▸ **WHAT YOU WILL DO**
Return each line below exactly as it reads, and omit any image in it.

Website and app data records
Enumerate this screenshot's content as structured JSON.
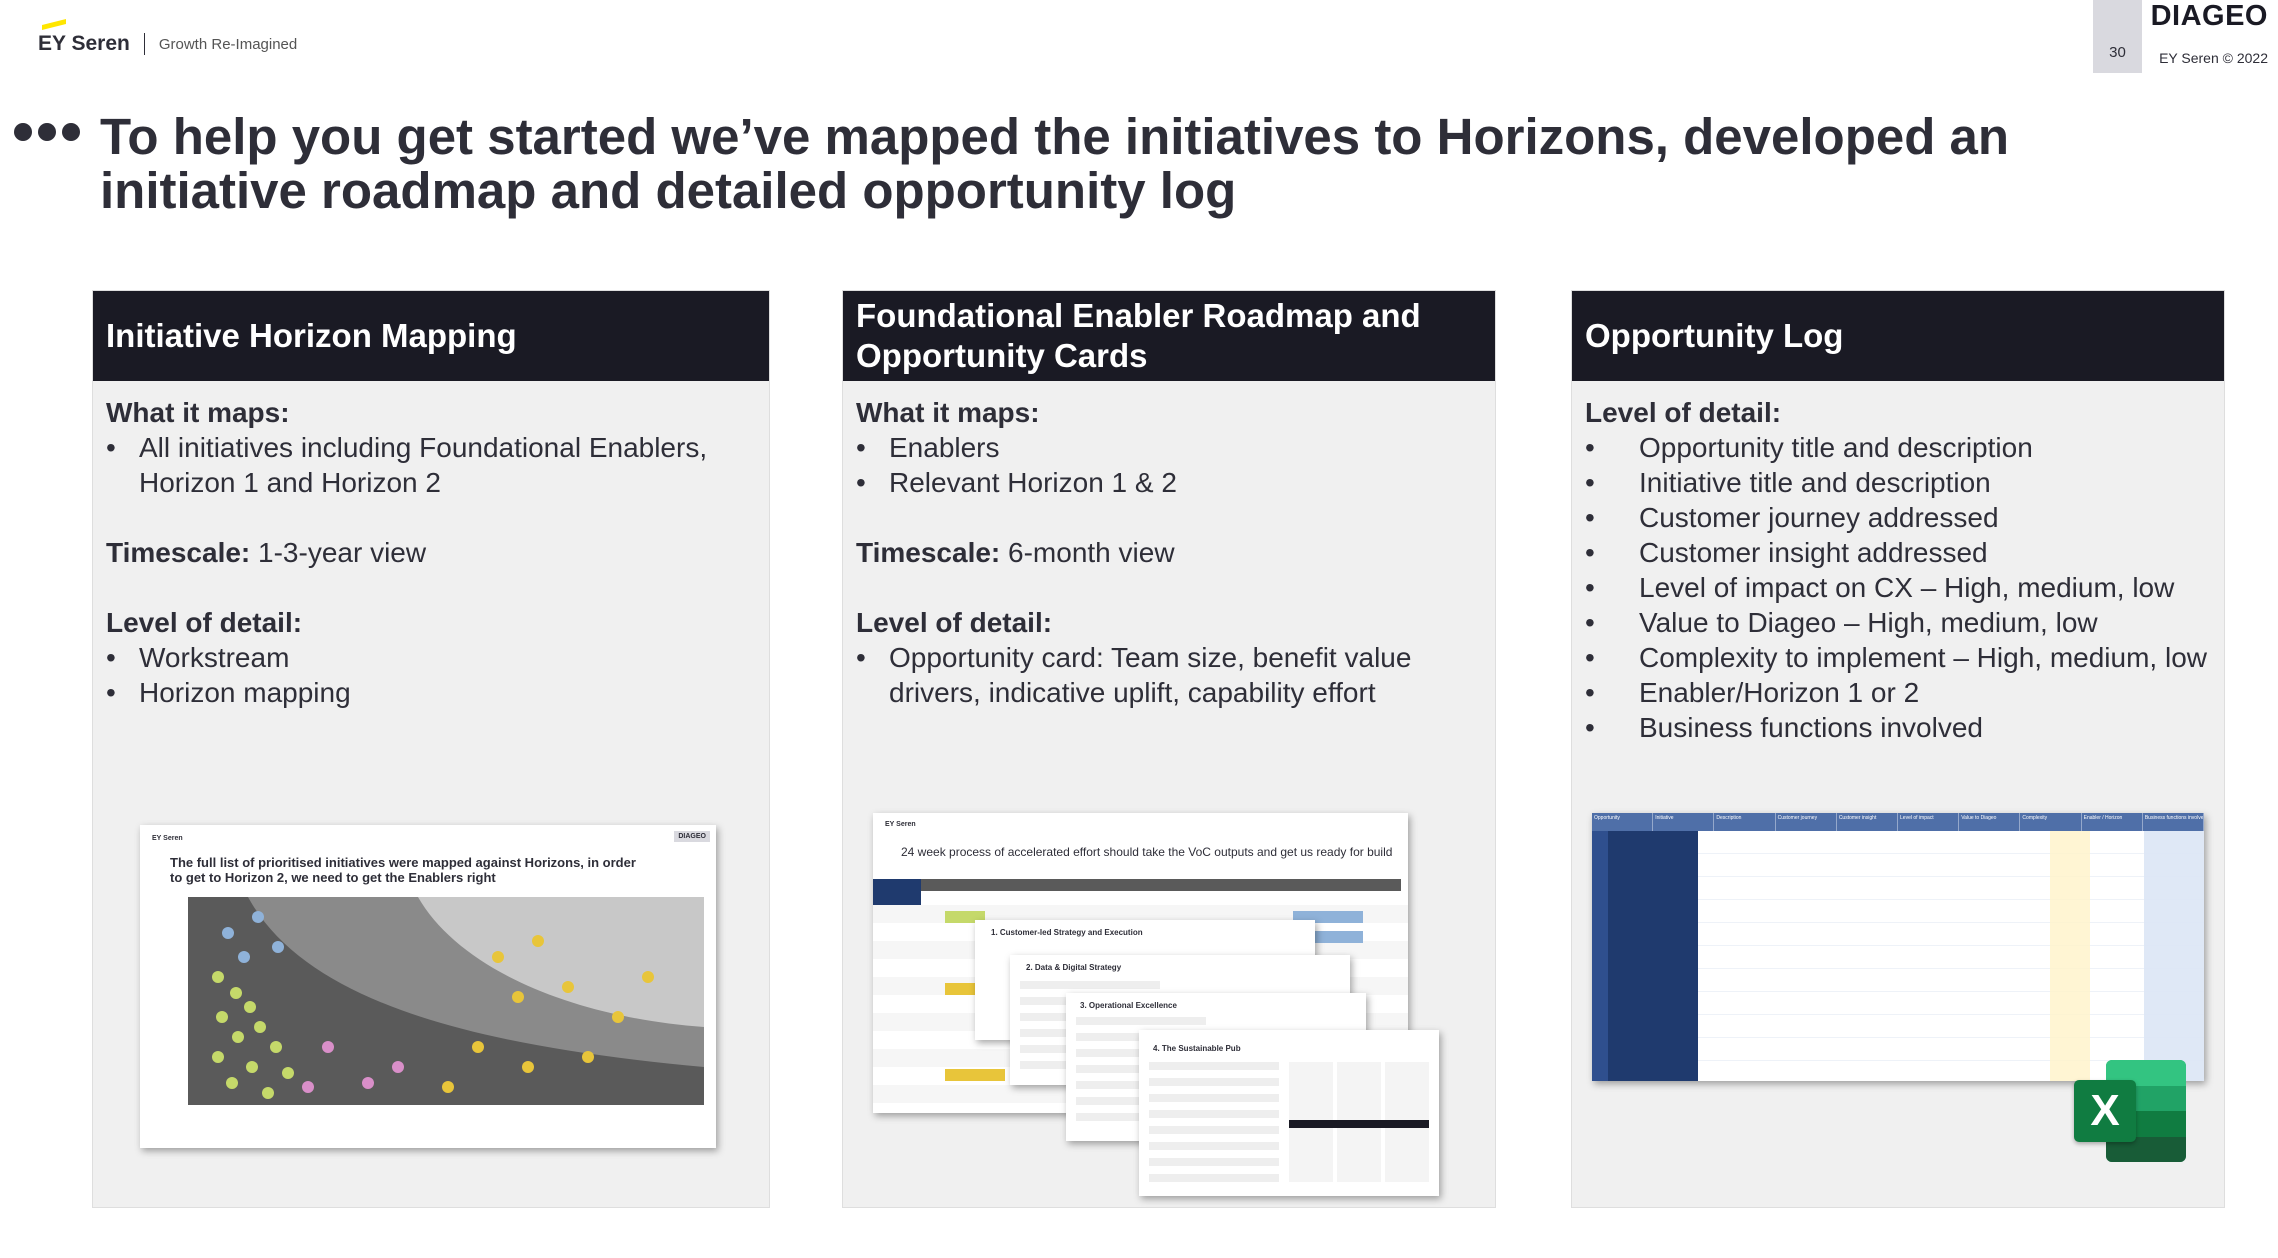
{
  "header": {
    "brand_logo": "EY Seren",
    "tagline": "Growth Re-Imagined",
    "page_number": "30",
    "client_logo": "DIAGEO",
    "copyright": "EY Seren © 2022"
  },
  "title": "To help you get started we’ve mapped the initiatives to Horizons, developed an initiative roadmap and detailed opportunity log",
  "panels": [
    {
      "heading": "Initiative Horizon Mapping",
      "sections": [
        {
          "label": "What it maps:",
          "items": [
            "All initiatives including Foundational Enablers, Horizon 1 and Horizon 2"
          ]
        },
        {
          "label": "Timescale:",
          "value": "1-3-year view"
        },
        {
          "label": "Level of detail:",
          "items": [
            "Workstream",
            "Horizon mapping"
          ]
        }
      ],
      "thumbnail": {
        "title": "The full list of prioritised initiatives were mapped against Horizons, in order to get to Horizon 2, we need to get the Enablers right",
        "logo": "DIAGEO"
      }
    },
    {
      "heading": "Foundational Enabler Roadmap and Opportunity Cards",
      "sections": [
        {
          "label": "What it maps:",
          "items": [
            "Enablers",
            "Relevant Horizon 1 & 2"
          ]
        },
        {
          "label": "Timescale:",
          "value": "6-month view"
        },
        {
          "label": "Level of detail:",
          "items": [
            "Opportunity card: Team size, benefit value drivers, indicative uplift, capability effort"
          ]
        }
      ],
      "thumbnail": {
        "title": "24 week process of accelerated effort should take the VoC outputs and get us ready for build",
        "cards": [
          "1. Customer-led Strategy and Execution",
          "2. Data & Digital Strategy",
          "3. Operational Excellence",
          "4. The Sustainable Pub"
        ]
      }
    },
    {
      "heading": "Opportunity Log",
      "sections": [
        {
          "label": "Level of detail:",
          "items": [
            "Opportunity title and description",
            "Initiative title and description",
            "Customer journey addressed",
            "Customer insight addressed",
            "Level of impact on CX – High, medium, low",
            "Value to Diageo – High, medium, low",
            "Complexity to implement – High, medium, low",
            "Enabler/Horizon 1 or 2",
            "Business functions involved"
          ]
        }
      ],
      "thumbnail": {
        "columns": [
          "Opportunity",
          "Initiative",
          "Description",
          "Customer journey",
          "Customer insight",
          "Level of impact",
          "Value to Diageo",
          "Complexity",
          "Enabler / Horizon",
          "Business functions involved"
        ]
      }
    }
  ],
  "icons": {
    "excel": "excel-icon"
  },
  "colors": {
    "header_dark": "#1a1a24",
    "panel_bg": "#f0f0f0",
    "accent_yellow": "#ffe600",
    "excel_green": "#107c41",
    "log_blue": "#1f3a6e"
  }
}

▸ **RESPONSE**
Enumerate this screenshot's content as structured JSON.
{
  "header": {
    "brand_logo": "EY Seren",
    "tagline": "Growth Re-Imagined",
    "page_number": "30",
    "client_logo": "DIAGEO",
    "copyright": "EY Seren © 2022"
  },
  "title": "To help you get started we’ve mapped the initiatives to Horizons, developed an initiative roadmap and detailed opportunity log",
  "panels": [
    {
      "heading": "Initiative Horizon Mapping",
      "sections": [
        {
          "label": "What it maps:",
          "items": [
            "All initiatives including Foundational Enablers, Horizon 1 and Horizon 2"
          ]
        },
        {
          "label": "Timescale:",
          "value": "1-3-year view"
        },
        {
          "label": "Level of detail:",
          "items": [
            "Workstream",
            "Horizon mapping"
          ]
        }
      ],
      "thumbnail": {
        "title": "The full list of prioritised initiatives were mapped against Horizons, in order to get to Horizon 2, we need to get the Enablers right",
        "logo": "DIAGEO"
      }
    },
    {
      "heading": "Foundational Enabler Roadmap and Opportunity Cards",
      "sections": [
        {
          "label": "What it maps:",
          "items": [
            "Enablers",
            "Relevant Horizon 1 & 2"
          ]
        },
        {
          "label": "Timescale:",
          "value": "6-month view"
        },
        {
          "label": "Level of detail:",
          "items": [
            "Opportunity card: Team size, benefit value drivers, indicative uplift, capability effort"
          ]
        }
      ],
      "thumbnail": {
        "title": "24 week process of accelerated effort should take the VoC outputs and get us ready for build",
        "cards": [
          "1. Customer-led Strategy and Execution",
          "2. Data & Digital Strategy",
          "3. Operational Excellence",
          "4. The Sustainable Pub"
        ]
      }
    },
    {
      "heading": "Opportunity Log",
      "sections": [
        {
          "label": "Level of detail:",
          "items": [
            "Opportunity title and description",
            "Initiative title and description",
            "Customer journey addressed",
            "Customer insight addressed",
            "Level of impact on CX – High, medium, low",
            "Value to Diageo – High, medium, low",
            "Complexity to implement – High, medium, low",
            "Enabler/Horizon 1 or 2",
            "Business functions involved"
          ]
        }
      ],
      "thumbnail": {
        "columns": [
          "Opportunity",
          "Initiative",
          "Description",
          "Customer journey",
          "Customer insight",
          "Level of impact",
          "Value to Diageo",
          "Complexity",
          "Enabler / Horizon",
          "Business functions involved"
        ]
      }
    }
  ],
  "icons": {
    "excel": "excel-icon"
  },
  "colors": {
    "header_dark": "#1a1a24",
    "panel_bg": "#f0f0f0",
    "accent_yellow": "#ffe600",
    "excel_green": "#107c41",
    "log_blue": "#1f3a6e"
  }
}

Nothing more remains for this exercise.